Data for the task
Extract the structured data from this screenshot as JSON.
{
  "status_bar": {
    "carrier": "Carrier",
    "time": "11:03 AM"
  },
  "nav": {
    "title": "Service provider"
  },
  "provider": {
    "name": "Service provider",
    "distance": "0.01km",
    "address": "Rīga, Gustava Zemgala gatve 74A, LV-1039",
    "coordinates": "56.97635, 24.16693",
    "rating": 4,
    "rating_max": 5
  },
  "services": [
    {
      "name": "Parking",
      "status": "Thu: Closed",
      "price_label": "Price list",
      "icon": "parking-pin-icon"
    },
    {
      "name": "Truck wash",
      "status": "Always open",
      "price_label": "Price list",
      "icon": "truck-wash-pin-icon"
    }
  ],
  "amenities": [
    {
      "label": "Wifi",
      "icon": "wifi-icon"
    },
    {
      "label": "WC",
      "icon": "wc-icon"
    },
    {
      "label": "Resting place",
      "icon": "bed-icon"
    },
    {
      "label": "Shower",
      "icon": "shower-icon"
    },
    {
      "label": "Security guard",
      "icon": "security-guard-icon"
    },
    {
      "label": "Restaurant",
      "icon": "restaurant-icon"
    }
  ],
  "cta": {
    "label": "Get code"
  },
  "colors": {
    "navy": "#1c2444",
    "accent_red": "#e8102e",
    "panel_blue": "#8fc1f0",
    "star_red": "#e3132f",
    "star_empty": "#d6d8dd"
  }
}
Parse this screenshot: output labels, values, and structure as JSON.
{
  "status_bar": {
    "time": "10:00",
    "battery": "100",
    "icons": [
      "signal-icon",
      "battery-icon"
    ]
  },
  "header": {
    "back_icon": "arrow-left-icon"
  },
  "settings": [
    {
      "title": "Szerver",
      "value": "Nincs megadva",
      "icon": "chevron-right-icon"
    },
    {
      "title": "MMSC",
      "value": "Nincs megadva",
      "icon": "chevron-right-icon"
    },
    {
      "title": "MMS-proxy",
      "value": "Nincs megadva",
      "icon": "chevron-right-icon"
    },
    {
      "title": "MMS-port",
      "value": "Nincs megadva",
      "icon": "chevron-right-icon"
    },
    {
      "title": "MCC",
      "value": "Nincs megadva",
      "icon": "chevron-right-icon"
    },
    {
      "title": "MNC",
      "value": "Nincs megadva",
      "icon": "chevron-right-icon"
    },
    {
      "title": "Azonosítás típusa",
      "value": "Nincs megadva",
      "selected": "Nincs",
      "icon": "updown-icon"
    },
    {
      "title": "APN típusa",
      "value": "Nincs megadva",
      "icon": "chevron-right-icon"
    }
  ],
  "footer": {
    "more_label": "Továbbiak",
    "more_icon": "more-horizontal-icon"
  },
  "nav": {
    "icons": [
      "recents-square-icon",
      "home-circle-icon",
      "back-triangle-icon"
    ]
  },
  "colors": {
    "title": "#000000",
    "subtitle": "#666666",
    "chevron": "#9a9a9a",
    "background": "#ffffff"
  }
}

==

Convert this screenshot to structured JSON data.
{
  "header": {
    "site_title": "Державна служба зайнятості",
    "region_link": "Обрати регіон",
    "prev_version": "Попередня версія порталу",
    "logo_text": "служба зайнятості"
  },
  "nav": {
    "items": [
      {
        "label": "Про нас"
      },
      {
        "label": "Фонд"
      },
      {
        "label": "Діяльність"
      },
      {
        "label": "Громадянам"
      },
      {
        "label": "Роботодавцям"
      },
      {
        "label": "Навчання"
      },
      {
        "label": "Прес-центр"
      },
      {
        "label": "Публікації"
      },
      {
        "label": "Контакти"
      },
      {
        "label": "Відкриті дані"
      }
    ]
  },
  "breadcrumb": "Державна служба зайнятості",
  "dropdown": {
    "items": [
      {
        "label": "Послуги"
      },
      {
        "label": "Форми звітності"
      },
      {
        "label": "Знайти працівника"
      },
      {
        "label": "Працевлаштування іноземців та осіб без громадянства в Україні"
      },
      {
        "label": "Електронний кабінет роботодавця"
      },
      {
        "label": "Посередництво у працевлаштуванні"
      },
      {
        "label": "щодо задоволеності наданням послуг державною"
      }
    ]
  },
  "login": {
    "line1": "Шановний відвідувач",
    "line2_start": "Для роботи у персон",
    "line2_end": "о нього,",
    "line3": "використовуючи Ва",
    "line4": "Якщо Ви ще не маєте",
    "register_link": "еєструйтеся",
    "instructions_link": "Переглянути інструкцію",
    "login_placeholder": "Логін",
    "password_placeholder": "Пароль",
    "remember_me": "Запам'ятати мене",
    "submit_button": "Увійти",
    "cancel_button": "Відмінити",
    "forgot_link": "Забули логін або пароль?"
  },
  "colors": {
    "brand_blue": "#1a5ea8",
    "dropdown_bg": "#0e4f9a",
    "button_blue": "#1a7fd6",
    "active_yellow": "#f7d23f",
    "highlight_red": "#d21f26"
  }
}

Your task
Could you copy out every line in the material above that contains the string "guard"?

Response box
      "label": "Security guard",
      "icon": "security-guard-icon"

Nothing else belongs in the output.